*** DATA RECORDS

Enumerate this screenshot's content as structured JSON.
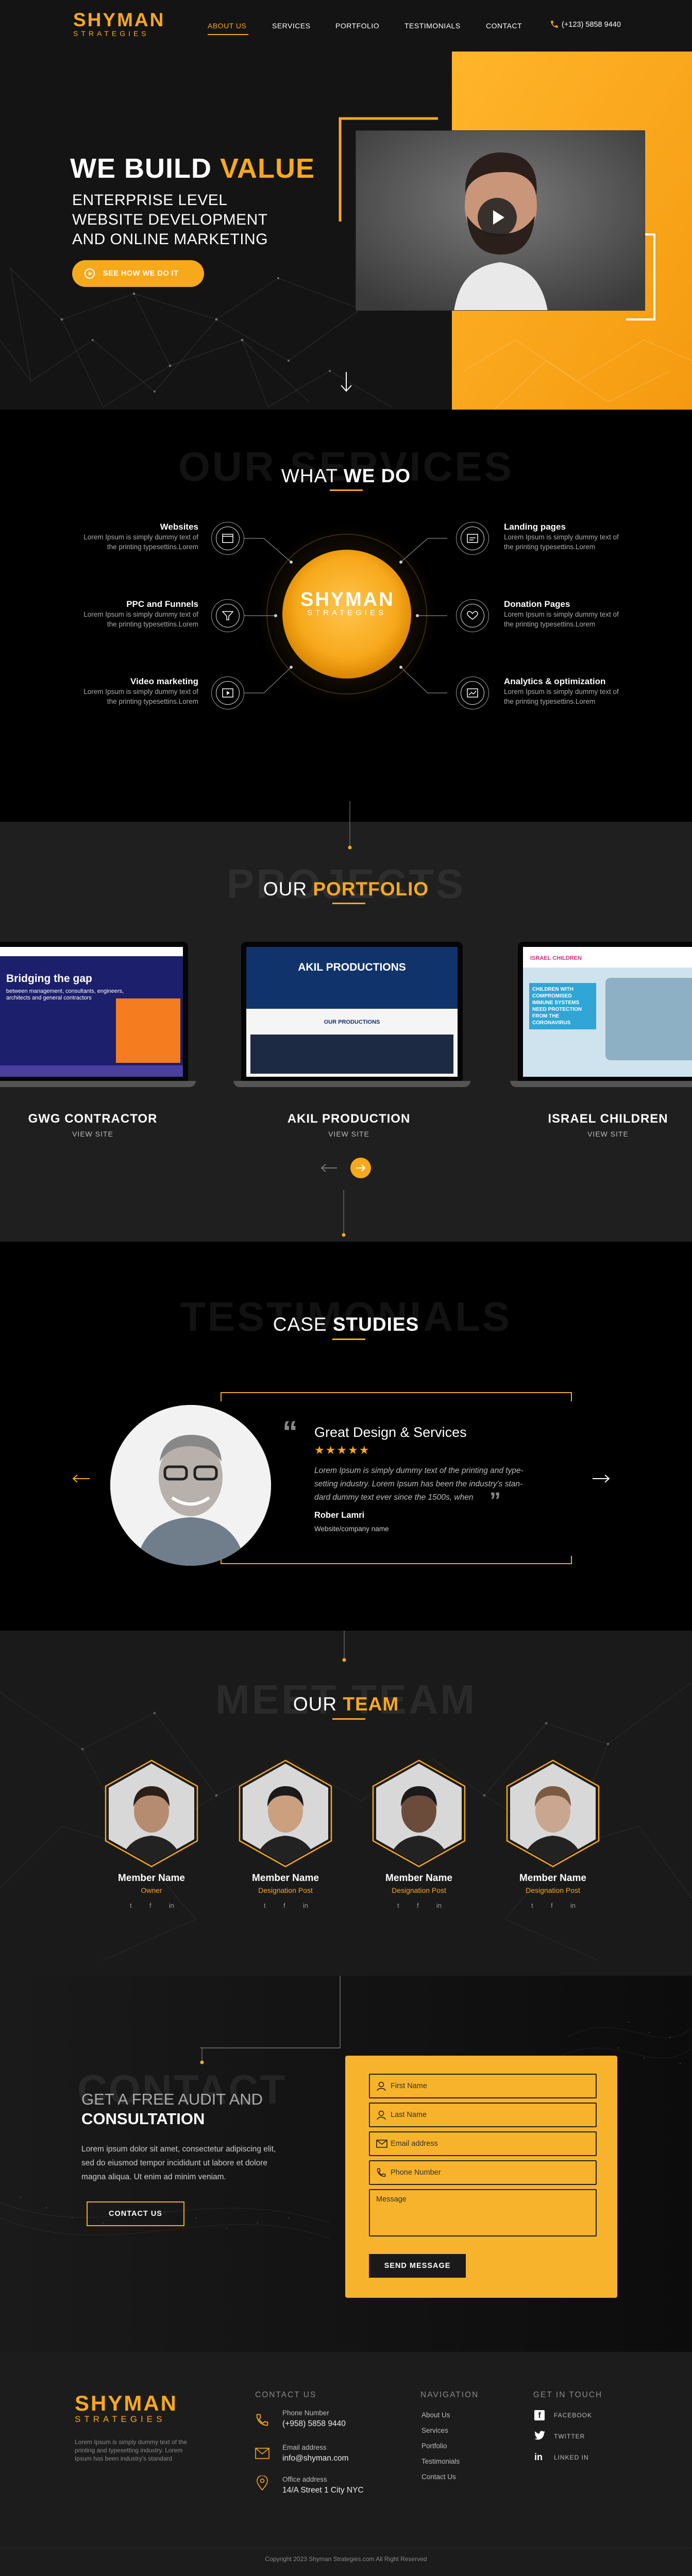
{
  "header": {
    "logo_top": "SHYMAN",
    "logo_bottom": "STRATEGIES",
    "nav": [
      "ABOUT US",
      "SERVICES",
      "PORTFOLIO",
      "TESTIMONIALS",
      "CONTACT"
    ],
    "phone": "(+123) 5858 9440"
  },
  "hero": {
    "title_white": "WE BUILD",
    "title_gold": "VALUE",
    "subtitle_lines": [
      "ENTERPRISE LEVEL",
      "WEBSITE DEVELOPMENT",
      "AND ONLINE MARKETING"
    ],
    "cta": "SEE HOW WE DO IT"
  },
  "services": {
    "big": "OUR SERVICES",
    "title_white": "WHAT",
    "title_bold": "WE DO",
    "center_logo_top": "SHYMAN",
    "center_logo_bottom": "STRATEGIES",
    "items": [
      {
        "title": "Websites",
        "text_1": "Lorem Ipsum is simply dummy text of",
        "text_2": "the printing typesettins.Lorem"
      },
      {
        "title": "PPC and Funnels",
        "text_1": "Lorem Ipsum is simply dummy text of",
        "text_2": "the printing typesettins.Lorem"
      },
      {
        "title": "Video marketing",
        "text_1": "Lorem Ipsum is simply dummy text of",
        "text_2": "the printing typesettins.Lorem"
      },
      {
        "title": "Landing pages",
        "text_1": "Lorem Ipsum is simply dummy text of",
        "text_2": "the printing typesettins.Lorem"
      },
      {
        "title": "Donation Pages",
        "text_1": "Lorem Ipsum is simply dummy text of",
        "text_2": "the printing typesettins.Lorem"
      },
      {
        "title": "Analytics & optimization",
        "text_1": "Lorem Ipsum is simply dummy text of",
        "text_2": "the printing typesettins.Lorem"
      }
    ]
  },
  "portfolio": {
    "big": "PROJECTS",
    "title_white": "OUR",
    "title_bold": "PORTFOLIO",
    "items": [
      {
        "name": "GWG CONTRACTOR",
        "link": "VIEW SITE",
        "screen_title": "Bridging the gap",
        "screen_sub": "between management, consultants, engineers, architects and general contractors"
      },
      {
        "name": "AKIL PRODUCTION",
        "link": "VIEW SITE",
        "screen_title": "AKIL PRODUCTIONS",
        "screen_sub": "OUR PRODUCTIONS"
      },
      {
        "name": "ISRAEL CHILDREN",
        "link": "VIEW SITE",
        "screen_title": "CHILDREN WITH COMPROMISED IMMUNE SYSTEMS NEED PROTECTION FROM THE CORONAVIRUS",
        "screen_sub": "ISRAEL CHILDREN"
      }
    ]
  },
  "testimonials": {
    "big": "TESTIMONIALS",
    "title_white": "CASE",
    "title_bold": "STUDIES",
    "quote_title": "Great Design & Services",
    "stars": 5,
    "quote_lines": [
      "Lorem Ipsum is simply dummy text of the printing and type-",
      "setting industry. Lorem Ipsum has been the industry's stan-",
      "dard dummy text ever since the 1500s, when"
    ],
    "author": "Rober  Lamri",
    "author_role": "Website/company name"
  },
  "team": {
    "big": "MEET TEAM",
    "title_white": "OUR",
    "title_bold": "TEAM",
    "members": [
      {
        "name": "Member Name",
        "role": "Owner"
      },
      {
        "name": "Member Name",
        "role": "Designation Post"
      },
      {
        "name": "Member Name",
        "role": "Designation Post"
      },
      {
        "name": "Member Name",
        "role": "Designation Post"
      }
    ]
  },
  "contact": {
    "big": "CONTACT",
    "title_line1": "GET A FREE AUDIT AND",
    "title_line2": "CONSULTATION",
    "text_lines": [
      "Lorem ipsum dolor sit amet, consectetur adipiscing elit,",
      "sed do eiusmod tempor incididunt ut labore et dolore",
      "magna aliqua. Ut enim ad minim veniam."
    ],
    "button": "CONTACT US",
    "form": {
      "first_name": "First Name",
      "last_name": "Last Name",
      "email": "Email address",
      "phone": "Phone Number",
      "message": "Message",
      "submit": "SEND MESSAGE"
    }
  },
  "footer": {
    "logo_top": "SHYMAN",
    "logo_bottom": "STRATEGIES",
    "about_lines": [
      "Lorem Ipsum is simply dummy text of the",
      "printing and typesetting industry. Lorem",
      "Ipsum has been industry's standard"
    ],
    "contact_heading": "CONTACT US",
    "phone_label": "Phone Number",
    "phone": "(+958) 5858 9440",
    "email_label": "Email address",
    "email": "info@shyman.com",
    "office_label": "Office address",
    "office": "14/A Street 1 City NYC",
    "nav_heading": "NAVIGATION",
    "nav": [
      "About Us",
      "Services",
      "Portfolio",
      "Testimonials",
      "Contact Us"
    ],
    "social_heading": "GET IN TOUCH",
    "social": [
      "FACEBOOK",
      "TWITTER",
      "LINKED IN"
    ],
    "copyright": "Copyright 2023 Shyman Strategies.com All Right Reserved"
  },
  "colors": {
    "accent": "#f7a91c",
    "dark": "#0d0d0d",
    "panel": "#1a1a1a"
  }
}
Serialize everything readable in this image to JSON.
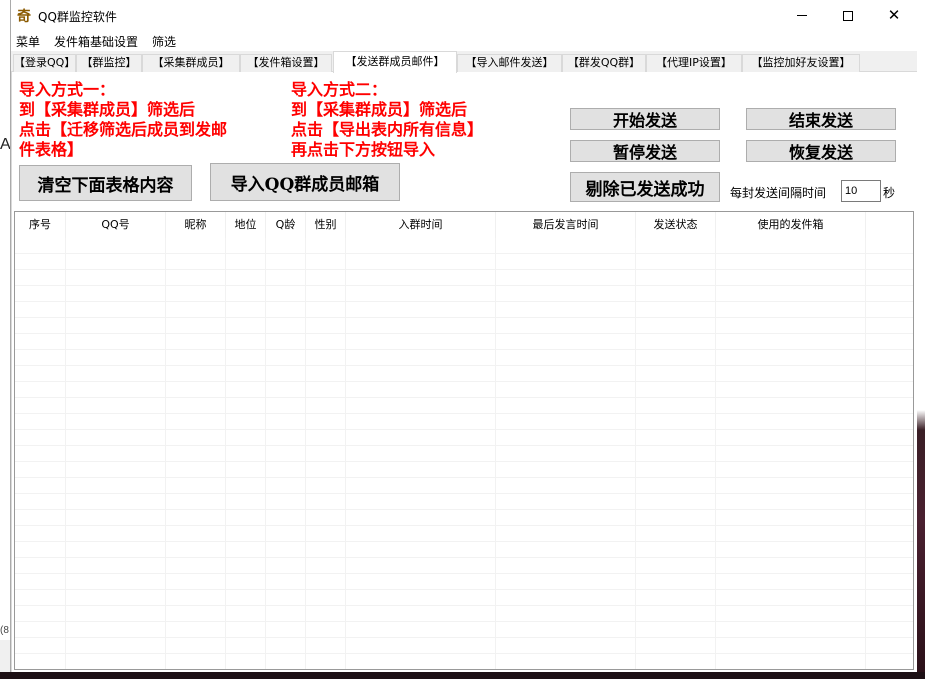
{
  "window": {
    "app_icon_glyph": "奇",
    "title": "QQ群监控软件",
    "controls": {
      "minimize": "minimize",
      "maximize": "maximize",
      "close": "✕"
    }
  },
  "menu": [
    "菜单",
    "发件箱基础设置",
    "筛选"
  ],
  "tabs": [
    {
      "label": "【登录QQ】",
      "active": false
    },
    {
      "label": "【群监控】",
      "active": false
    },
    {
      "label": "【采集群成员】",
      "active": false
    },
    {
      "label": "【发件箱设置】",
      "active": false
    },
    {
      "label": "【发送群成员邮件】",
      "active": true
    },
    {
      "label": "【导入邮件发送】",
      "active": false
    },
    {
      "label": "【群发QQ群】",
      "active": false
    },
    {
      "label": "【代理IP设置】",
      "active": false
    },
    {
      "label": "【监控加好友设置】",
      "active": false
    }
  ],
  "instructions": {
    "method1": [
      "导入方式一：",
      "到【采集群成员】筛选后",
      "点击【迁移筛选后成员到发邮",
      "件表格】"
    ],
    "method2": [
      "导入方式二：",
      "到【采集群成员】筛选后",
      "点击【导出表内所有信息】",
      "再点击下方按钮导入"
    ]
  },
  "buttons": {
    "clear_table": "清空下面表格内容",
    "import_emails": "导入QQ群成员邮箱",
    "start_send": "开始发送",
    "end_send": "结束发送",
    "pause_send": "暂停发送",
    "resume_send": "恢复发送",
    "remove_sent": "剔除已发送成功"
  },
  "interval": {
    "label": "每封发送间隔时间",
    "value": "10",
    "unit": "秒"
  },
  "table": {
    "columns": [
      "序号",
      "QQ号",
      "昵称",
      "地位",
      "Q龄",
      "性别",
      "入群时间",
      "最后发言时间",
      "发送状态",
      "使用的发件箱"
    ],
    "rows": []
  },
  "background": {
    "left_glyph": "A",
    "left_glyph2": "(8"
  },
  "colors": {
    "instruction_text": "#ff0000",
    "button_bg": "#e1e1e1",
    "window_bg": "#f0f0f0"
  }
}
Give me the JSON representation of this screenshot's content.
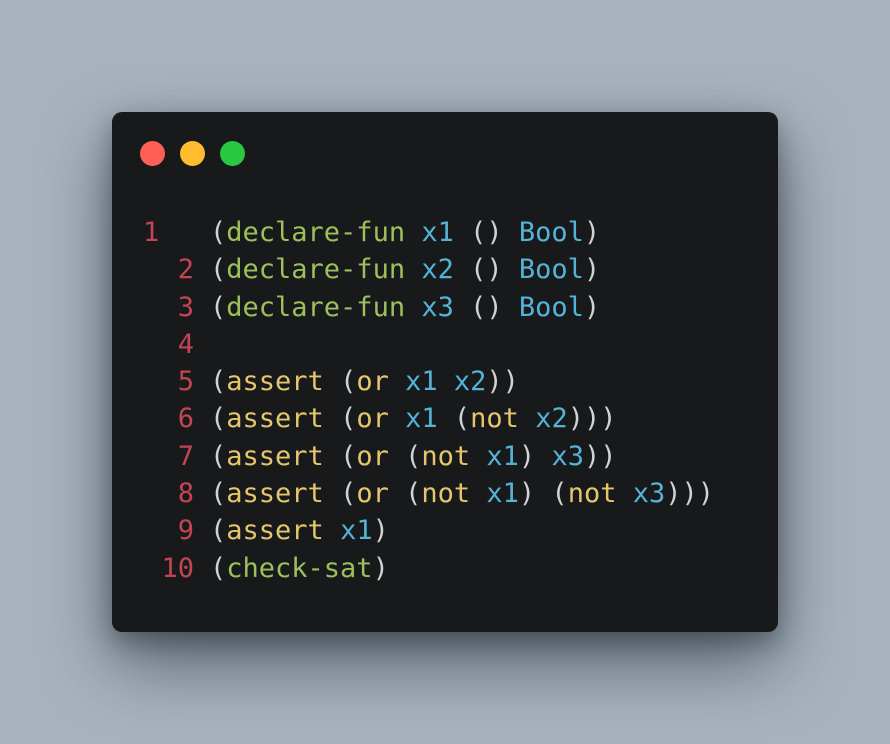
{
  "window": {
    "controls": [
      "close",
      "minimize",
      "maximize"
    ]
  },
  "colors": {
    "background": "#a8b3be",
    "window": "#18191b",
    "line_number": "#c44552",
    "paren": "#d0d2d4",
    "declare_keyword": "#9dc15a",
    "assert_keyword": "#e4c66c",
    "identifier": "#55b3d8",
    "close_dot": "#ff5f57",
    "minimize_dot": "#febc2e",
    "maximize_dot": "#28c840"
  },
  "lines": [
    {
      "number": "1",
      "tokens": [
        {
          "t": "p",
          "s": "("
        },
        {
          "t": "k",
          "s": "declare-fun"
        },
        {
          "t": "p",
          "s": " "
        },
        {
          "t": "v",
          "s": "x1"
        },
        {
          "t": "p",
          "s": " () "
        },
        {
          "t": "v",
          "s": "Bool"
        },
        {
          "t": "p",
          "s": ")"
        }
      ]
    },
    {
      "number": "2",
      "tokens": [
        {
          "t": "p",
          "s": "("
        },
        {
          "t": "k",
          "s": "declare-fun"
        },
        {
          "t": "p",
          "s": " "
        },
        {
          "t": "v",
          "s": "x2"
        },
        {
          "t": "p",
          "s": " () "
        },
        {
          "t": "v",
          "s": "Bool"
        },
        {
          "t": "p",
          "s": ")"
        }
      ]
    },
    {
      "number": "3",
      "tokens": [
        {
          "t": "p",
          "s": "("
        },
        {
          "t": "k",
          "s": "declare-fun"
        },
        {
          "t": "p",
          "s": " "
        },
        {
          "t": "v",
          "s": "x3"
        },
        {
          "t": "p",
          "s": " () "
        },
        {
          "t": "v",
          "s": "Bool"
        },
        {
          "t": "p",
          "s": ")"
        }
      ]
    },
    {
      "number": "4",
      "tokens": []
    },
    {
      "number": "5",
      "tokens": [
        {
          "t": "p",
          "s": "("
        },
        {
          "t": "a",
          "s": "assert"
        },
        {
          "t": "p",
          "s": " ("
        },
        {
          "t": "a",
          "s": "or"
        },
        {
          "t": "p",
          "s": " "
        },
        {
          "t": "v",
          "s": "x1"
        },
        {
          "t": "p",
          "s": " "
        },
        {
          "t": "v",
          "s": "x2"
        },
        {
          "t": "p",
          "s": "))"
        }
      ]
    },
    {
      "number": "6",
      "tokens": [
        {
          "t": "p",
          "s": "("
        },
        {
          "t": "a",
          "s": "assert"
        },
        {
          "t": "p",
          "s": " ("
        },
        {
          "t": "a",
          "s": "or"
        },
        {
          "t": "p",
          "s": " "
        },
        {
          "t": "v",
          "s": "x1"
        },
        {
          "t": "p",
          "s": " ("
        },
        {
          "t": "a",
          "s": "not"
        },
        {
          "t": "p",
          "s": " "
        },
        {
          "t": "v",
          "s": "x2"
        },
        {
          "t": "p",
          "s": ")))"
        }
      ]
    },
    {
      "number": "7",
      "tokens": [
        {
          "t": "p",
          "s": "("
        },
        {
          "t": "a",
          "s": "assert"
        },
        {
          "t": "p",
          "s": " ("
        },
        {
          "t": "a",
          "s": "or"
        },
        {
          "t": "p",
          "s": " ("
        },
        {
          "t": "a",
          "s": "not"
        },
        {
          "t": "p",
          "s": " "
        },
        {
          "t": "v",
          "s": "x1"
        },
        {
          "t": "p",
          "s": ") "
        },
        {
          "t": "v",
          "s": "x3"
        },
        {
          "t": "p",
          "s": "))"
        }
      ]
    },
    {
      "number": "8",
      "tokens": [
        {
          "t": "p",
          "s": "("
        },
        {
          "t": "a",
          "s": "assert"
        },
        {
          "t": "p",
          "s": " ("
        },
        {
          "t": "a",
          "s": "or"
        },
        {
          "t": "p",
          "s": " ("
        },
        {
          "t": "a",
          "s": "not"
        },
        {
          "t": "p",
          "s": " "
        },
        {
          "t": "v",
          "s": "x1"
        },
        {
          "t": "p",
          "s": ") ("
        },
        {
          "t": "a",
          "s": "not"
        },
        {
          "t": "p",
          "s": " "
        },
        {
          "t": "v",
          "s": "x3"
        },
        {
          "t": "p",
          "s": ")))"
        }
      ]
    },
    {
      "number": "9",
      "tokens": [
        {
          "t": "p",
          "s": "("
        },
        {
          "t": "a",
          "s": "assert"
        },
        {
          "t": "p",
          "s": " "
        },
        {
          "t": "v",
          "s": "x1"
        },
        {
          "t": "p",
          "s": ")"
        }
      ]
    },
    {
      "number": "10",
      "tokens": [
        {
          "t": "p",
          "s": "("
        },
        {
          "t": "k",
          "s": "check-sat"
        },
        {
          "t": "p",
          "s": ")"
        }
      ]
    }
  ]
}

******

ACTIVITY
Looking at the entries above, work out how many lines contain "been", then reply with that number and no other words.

RESPONSE AREA
2